This is bone marrow that has been sitting in a salty brine for 2 hours and frequently refreshed. It just popped out and all the impurities and blood were pulled out by the water. This you can dredge in flour and saute if you have a light touch and don’t over cook. (It’ll turn to mush) I prefer to roast the marrow in the bone because my dog likes the bones roasted after I take the marrow.

He looked over his shoulder, shook his head and went in the back. I waited as he returned with a femur bone that had a big tapered end like a vase. It was the end of the femur, and did contain some marrow, but because the huge flared end had a thin layer of bone protecting the marrow, it would be hard to get the marrow out in one cylindrical chunk.

“O.K., this is close to what I’m looking for,” I said.  “Only do you have four or five that look more like a pipe than this one?” I asked.

“I don’t know.” He stared at me, scowling. I reverted to my mindset from years of living in Boston.

“Listen man, here’s the deal. If you help me out, I’ll stop acting like a stupid customer with a special request and go away. If you continue to be a jerk about this, I’m gonna find a manager to help me out.” I waited for an escalation, just a nuance of a negative response before completely unloading on this guy who should not be serving customers. None came.

He turned and went into the back for what seemed like 10 minutes (of course he took his time) and returned with four fairly large femur (dog) bones wrapped in plastic. As if to taunt me, all four were pipe bones but just  flared enough to be a hassle getting a chunk out.
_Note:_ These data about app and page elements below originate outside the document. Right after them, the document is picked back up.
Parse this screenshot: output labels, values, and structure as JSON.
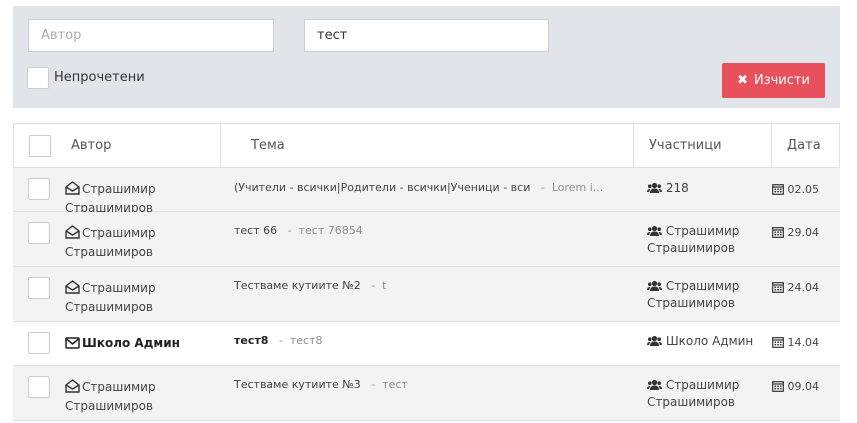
{
  "filters": {
    "author_placeholder": "Автор",
    "author_value": "",
    "subject_value": "тест",
    "unread_label": "Непрочетени",
    "clear_label": "Изчисти"
  },
  "table": {
    "columns": [
      "Автор",
      "Тема",
      "Участници",
      "Дата"
    ],
    "rows": [
      {
        "author": "Страшимир Страшимиров",
        "subject": "(Учители - всички|Родители - всички|Ученици - вси",
        "preview": "Lorem i...",
        "participants": "218",
        "date": "02.05",
        "unread": false
      },
      {
        "author": "Страшимир Страшимиров",
        "subject": "тест 66",
        "preview": "тест 76854",
        "participants": "Страшимир Страшимиров",
        "date": "29.04",
        "unread": false
      },
      {
        "author": "Страшимир Страшимиров",
        "subject": "Тестваме кутиите №2",
        "preview": "t",
        "participants": "Страшимир Страшимиров",
        "date": "24.04",
        "unread": false
      },
      {
        "author": "Школо Админ",
        "subject": "тест8",
        "preview": "тест8",
        "participants": "Школо Админ",
        "date": "14.04",
        "unread": true
      },
      {
        "author": "Страшимир Страшимиров",
        "subject": "Тестваме кутиите №3",
        "preview": "тест",
        "participants": "Страшимир Страшимиров",
        "date": "09.04",
        "unread": false
      }
    ]
  },
  "icons": {
    "read_message": "envelope-open-icon",
    "unread_message": "envelope-icon",
    "participants": "users-icon",
    "date": "calendar-icon",
    "clear": "times-icon"
  },
  "colors": {
    "accent": "#e8505b",
    "panel": "#e1e5ea",
    "read_row": "#f3f3f3"
  }
}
He slid the package labled “Dog Bones” onto the fancy glass case.

“Thanks for all your tremedous efforts, my kind sir,” I responded. Then I took a chance. “Do you know what I’m gonna do with these?” I asked with enough distain for him to retell our interaction to his co-workers.

He nodded, a scowling but restrained “no.”

“Eat the marrow out of them.”

“Yum.,” he muttered, with an unmistakable nuance of  “I hope you die.”

“Damn blog,” I thought. Then I turned to make my oxtail pizza.

Yesterday morning, I finally saw my doctor because of an incessant pain in my foot that had been nagging me for weeks. He uttered the term “I’ve got some bad news.” My foot had been broken for a some time,  the result of heavy usage and strain, a real stress fracture. Now I am trying to sit on my ass but will attempt the oxtail pie in the morning.

I dream of marrow seeping out of my foot as it sits in a plastic-wrapped tray marked “Dog Bones.” No biggie, just par for the course of the Pizza Goon.